Dear Distraught and Desperate Mama,
It’s not your fault that you’re weaning unexpectedly, or that your daughter is fighting the transition to formula. Months have passed as I write these words — a little note from your future self to say: It’s going to be all right.
You had good intentions, pumping long ahead of that planned vacation without your baby. Week by week, you stashed away your precious milk, convinced she would take her bottles without incident. You left plenty of yourself behind to sustain her more than the few days you’d be gone. But in the chaos of an unexpected move into a new home shortly before your departure, you forgot to practice with the bottle. A caring aunt ensured the baby was fed and hydrated despite her distaste for the bottle.

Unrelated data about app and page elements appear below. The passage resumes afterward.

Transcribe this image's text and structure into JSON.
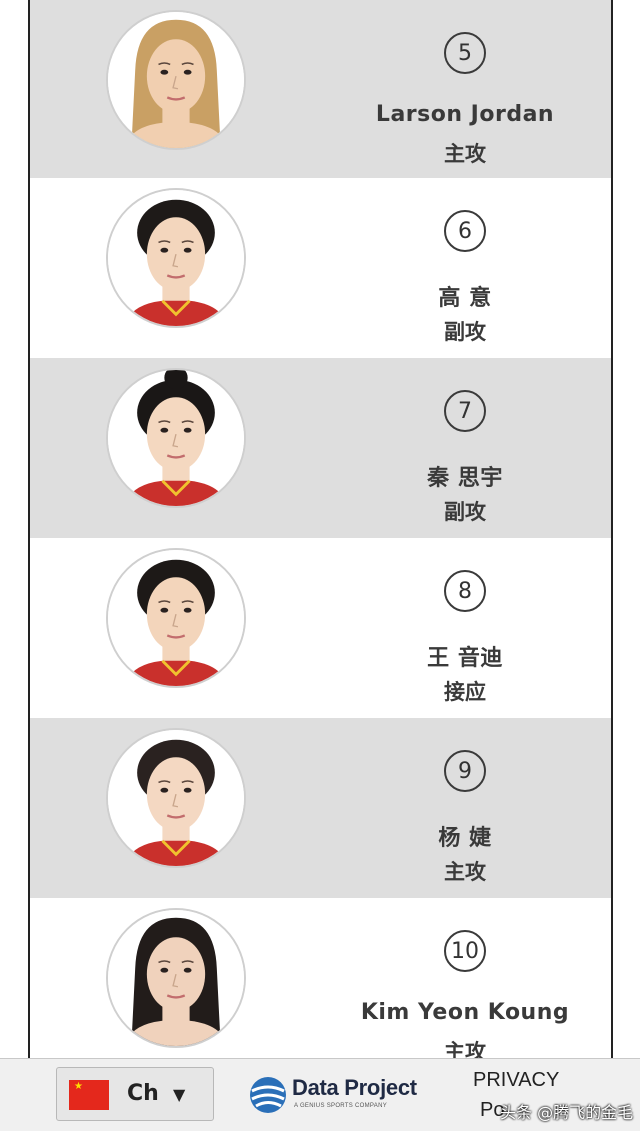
{
  "players": [
    {
      "number": "5",
      "name": "Larson Jordan",
      "position": "主攻",
      "hair": "#c9a064",
      "skin": "#f1cfb0",
      "style": "long"
    },
    {
      "number": "6",
      "name": "高 意",
      "position": "副攻",
      "hair": "#1e1a18",
      "skin": "#f3d6bd",
      "style": "tied"
    },
    {
      "number": "7",
      "name": "秦 思宇",
      "position": "副攻",
      "hair": "#1a1716",
      "skin": "#f4d8c0",
      "style": "bun"
    },
    {
      "number": "8",
      "name": "王 音迪",
      "position": "接应",
      "hair": "#1d1917",
      "skin": "#f3d5bb",
      "style": "tied"
    },
    {
      "number": "9",
      "name": "杨 婕",
      "position": "主攻",
      "hair": "#2a2220",
      "skin": "#f4d8c2",
      "style": "tied"
    },
    {
      "number": "10",
      "name": "Kim Yeon Koung",
      "position": "主攻",
      "hair": "#221c1a",
      "skin": "#f0d2bc",
      "style": "long"
    }
  ],
  "footer": {
    "language_code": "Ch",
    "flag_icon": "china-flag-icon",
    "brand_name": "Data Project",
    "brand_tagline": "A GENIUS SPORTS COMPANY",
    "privacy_line1": "PRIVACY",
    "privacy_line2": "Po",
    "watermark": "头条 @腾飞的金毛"
  },
  "colors": {
    "row_gray": "#dedede",
    "row_white": "#ffffff",
    "text": "#3a3a3a"
  }
}
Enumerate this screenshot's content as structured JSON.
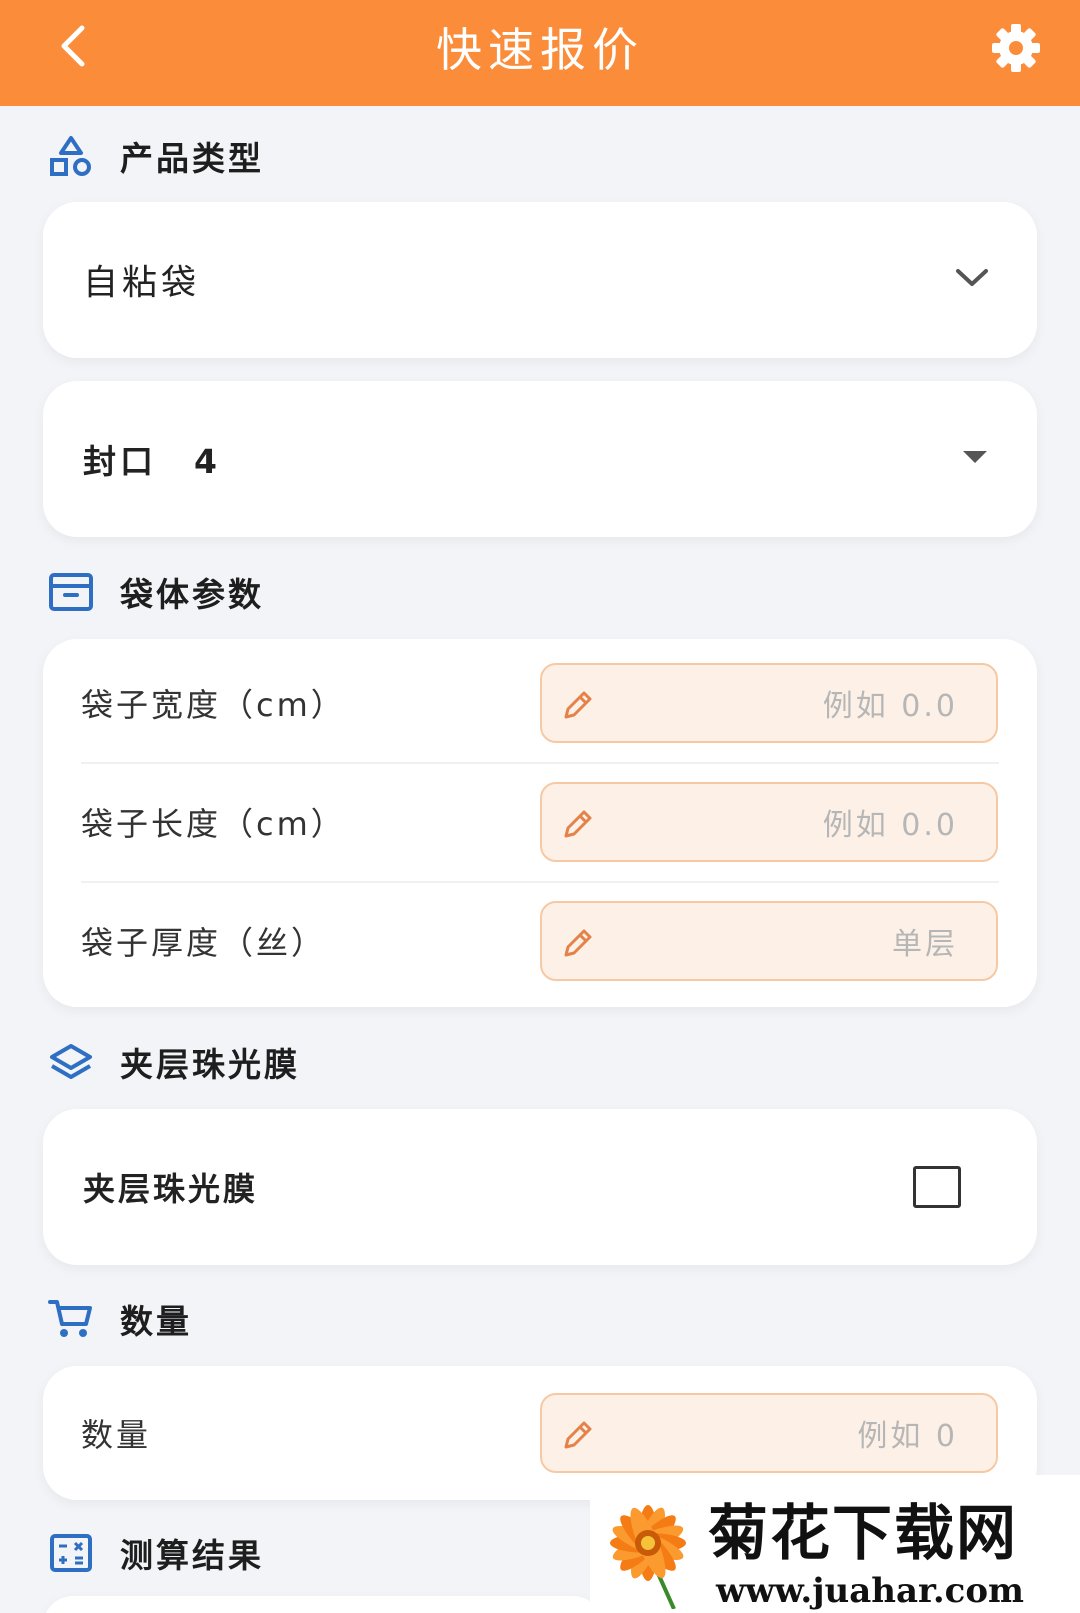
{
  "header": {
    "title": "快速报价"
  },
  "sections": {
    "product_type": "产品类型",
    "bag_params": "袋体参数",
    "pearl_film": "夹层珠光膜",
    "quantity": "数量",
    "result": "测算结果"
  },
  "product_select": {
    "value": "自粘袋"
  },
  "seal_select": {
    "value": "封口　4"
  },
  "bag_fields": [
    {
      "label": "袋子宽度（cm）",
      "placeholder": "例如 0.0"
    },
    {
      "label": "袋子长度（cm）",
      "placeholder": "例如 0.0"
    },
    {
      "label": "袋子厚度（丝）",
      "placeholder": "单层"
    }
  ],
  "pearl_film": {
    "label": "夹层珠光膜",
    "checked": false
  },
  "quantity_field": {
    "label": "数量",
    "placeholder": "例如 0"
  },
  "watermark": {
    "title": "菊花下载网",
    "url": "www.juahar.com"
  },
  "colors": {
    "accent": "#fb8c3a",
    "icon_blue": "#2e6fc4",
    "field_bg": "#fdf1e7",
    "field_border": "#f6c9a4"
  },
  "icons": {
    "back": "chevron-left-icon",
    "settings": "gear-icon",
    "product_type": "shapes-icon",
    "bag_params": "archive-box-icon",
    "pearl_film": "layers-icon",
    "quantity": "cart-icon",
    "result": "calculator-icon"
  }
}
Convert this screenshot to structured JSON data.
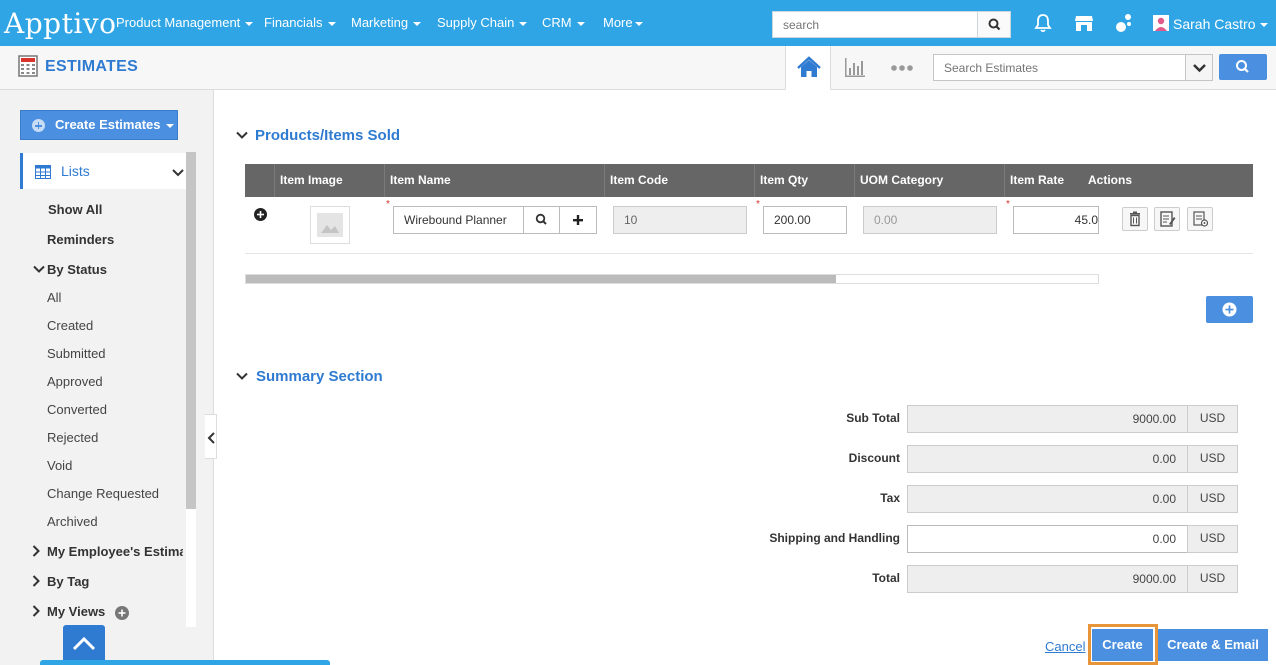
{
  "nav": {
    "logo": "Apptivo",
    "items": [
      "Product Management",
      "Financials",
      "Marketing",
      "Supply Chain",
      "CRM",
      "More"
    ],
    "search_placeholder": "search",
    "user_name": "Sarah Castro"
  },
  "app": {
    "title": "ESTIMATES",
    "search_placeholder": "Search Estimates"
  },
  "sidebar": {
    "create_label": "Create Estimates",
    "lists_label": "Lists",
    "show_all": "Show All",
    "reminders": "Reminders",
    "by_status": "By Status",
    "statuses": [
      "All",
      "Created",
      "Submitted",
      "Approved",
      "Converted",
      "Rejected",
      "Void",
      "Change Requested",
      "Archived"
    ],
    "my_employees": "My Employee's Estima",
    "by_tag": "By Tag",
    "my_views": "My Views"
  },
  "products": {
    "section_title": "Products/Items Sold",
    "columns": [
      "Item Image",
      "Item Name",
      "Item Code",
      "Item Qty",
      "UOM Category",
      "Item Rate",
      "Actions"
    ],
    "row": {
      "item_name": "Wirebound Planner",
      "item_code": "10",
      "item_qty": "200.00",
      "uom_category": "0.00",
      "item_rate": "45.0"
    }
  },
  "summary": {
    "section_title": "Summary Section",
    "rows": [
      {
        "label": "Sub Total",
        "value": "9000.00",
        "currency": "USD"
      },
      {
        "label": "Discount",
        "value": "0.00",
        "currency": "USD"
      },
      {
        "label": "Tax",
        "value": "0.00",
        "currency": "USD"
      },
      {
        "label": "Shipping and Handling",
        "value": "0.00",
        "currency": "USD"
      },
      {
        "label": "Total",
        "value": "9000.00",
        "currency": "USD"
      }
    ]
  },
  "actions": {
    "cancel": "Cancel",
    "create": "Create",
    "create_email": "Create & Email"
  },
  "colors": {
    "topbar": "#2fa5e6",
    "accent": "#2f7bd1",
    "button": "#4a8fe0",
    "highlight": "#e8953a"
  }
}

Fast-forward to your return from vacation (and daily pumping ritual), and you soon began to suspect something was not right. Although your baby enjoyed a variety of table foods, she fussed at the end of every nursing session. She seemed eager, only unable, to continue. Your once happy champion sleeper began consistently waking, crying at 3:00 or 4:00 a.m.
You fretted and read. And you decided to supplement daily nursing with a few ounces from your frozen stash. When she didn’t take to the bottle, you tried variations. Keeping the lights turned off, you offered a bottle early in the morning. Some feedings started at the breast before you sneaked in the bottle. You bought — and returned — different nipples, sippy cups, soft straws. Formula arrived when your freezer was empty. Several gasping, messy gulps from an open cup gave you both a temporary reprieve.
This struggle lasted weeks. You tried to remain firm, insisting on bottles despite the tears and tantrums (not all from your daughter). Each time you gave in and nursed, you feared you had both had lost ground in this battle. Amid the messy and unproductive bottle feedings and the dread and worry in between, you neglected to pump.
Here you are today at your lowest point, slumped at the kitchen table with mingled feelings of isolation and helplessness. You pumped for the first time in several days: a meager half ounce — barely an appetizer for your hungry baby.
In this moment, you know. Your supply is disappearing. You weaned without intending it.
Losing that nursing bond feels strangely like mourning, like you’re giving up being her Mommy as your lactation shuts down. You feel betrayed by your breasts, and guilty for taking the vacation, for leaving your daughter behind, and for getting so wrapped up in the move across town. You feel ashamed for not having better prepared her for this.
And now you are stuck in transition between breast and bottle — desperate to move forward because there is no going back.
I wish I could send a postcard back in time to this moment, to tell you it’s going to be all right. There will come a time, very soon, when feeding will not consume your thoughts. No longer will you fiercely envy the mothers you see out and about, casually popping full bottles of formula into tiny, willing mouths.
You will again lift your daughter under her arms without feeling keenly aware of her fragility, her smallness, her lean little belly. Soft fat will once more pad those tiny ribs. Her narrow face will fill, and the dark circles fade from under her eyes. Those skinny arms will round with strength and, before long, pull up on all furniture within reach. Her frustrated whines and crying spells will be replaced with playful shrieks of delight that warm your soul.
My advice to you — and to any unexpectedly weaning mother — would be first to consult with your pediatrician over any concern that your daughter might not be thriving. Sadly, in your case the prescription will be to continue offering table foods and bottles regularly. Eventually, so the pediatrician says, your daughter will get thirsty (and take closer to the recommended 24 ounces of formula daily instead of her current four).
By all means, call your sister, mother, friend, Bible study leader. You may discover no one in your social circle had a similar experience or resulting wisdom to share. You will probably find no practical help. Their words of comfort might miss the mark, but their prayers are powerful.
Try, Try, Try Again
Somehow, you and baby will successfully bottle-feed. I wish I could encourage you in your efforts. Try watered-down formula. Keep varying the temperature. Give it to her before she’s truly hungry — or after she’s too hungry to refuse. You will test so many methods.
And one day, by chance you will recall offering her a sip of your coconut water while jogging at the park, and you will remember the way she couldn’t seem to get enough. Mix formula with diluted coconut water and watch with joy as she takes three ounces in one sitting, six the next. Then rest easily as she sleeps through the night again.
Things will get better after then. You’ll tell your husband that you might manage one more comfort nursing. By an act of divine grace, you will be able to choose that moment, early on the day before Thanksgiving. Your last nursing memory with your 9.5 month-old daughter will be a peaceful, beautiful one.
Don’t despair, desperate mama. This isn’t the end.